We attempted to determine cross-shelf, diel, and seasonal distribution patterns of paralarval cephalopods off eastern Florida during a 5-year study that employed both open-net and discrete-depth closing-net sampling. Based on our 303 samples, abundant and common squid taxa included the squid Doryteuthis spp., which tended to be in coastal and intermediate waters, and Abralia cf veranyi (Eye-Flash Squid), Illex spp. (shortfin squid), and Ommastrephidae Type A (which could include Ommastrephes bartramii [Neon Flying Squid] and Ornithoteuthis antillarum [Atlantic Bird Squid]), mostly in intermediate and Florida Current waters. Species diversity and abundance were usually greatest in Florida Current waters versus coastal and intermediate waters. Overall, however, few patterns were obvious from these samples. Accessory sampling to examine variability indicated that a large number of samples are required to infer detailed distribution patterns. We also found that the difference in variation between sampling at a fixed location and sampling within a moving parcel of water was not consistent.

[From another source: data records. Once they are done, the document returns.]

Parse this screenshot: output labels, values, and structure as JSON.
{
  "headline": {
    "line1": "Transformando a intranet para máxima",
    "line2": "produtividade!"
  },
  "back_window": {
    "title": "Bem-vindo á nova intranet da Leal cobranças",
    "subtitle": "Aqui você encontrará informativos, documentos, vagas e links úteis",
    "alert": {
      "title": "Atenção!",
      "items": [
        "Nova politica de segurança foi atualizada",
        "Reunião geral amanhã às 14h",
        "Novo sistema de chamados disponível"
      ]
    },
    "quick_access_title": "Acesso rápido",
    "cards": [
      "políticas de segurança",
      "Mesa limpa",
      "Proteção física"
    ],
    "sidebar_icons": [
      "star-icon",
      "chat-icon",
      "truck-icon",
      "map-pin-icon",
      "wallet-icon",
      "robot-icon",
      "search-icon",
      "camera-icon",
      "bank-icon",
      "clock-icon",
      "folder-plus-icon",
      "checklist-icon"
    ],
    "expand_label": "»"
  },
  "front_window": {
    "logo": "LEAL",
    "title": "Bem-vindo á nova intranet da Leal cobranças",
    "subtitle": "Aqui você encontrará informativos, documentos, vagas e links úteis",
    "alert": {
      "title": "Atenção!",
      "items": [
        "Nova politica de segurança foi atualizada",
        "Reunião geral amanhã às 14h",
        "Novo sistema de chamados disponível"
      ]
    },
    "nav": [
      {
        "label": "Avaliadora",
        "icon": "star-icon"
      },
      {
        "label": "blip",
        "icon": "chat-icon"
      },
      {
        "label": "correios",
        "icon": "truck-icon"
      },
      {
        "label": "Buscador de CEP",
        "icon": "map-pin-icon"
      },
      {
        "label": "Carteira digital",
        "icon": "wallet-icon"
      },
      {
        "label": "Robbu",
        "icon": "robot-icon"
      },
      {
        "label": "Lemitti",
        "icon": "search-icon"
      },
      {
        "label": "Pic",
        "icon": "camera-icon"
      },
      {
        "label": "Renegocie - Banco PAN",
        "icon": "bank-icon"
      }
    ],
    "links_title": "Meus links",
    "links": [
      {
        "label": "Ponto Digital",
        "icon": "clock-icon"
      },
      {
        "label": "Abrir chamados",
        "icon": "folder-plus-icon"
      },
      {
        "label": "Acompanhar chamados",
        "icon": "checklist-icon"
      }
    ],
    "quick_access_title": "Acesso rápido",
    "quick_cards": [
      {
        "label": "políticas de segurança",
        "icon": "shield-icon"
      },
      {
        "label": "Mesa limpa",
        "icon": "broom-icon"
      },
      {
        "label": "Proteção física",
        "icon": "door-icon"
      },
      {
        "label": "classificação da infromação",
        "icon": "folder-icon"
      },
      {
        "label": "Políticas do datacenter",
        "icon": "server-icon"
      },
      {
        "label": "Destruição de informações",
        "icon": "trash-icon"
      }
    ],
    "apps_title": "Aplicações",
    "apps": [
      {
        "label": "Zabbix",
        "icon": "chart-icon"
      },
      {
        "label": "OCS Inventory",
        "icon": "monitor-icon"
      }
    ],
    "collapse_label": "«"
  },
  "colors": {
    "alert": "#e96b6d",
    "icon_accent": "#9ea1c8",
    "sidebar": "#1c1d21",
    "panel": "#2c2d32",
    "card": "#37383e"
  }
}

Erickson, C. A., Roper, C. F. E., & Vecchione, M. (2017). Variability of paralarval-squid occurrence in meter-net tows from east of florida, USA. Southeastern Naturalist, 16(4), 629-642. doi:10.1656/058.016.0411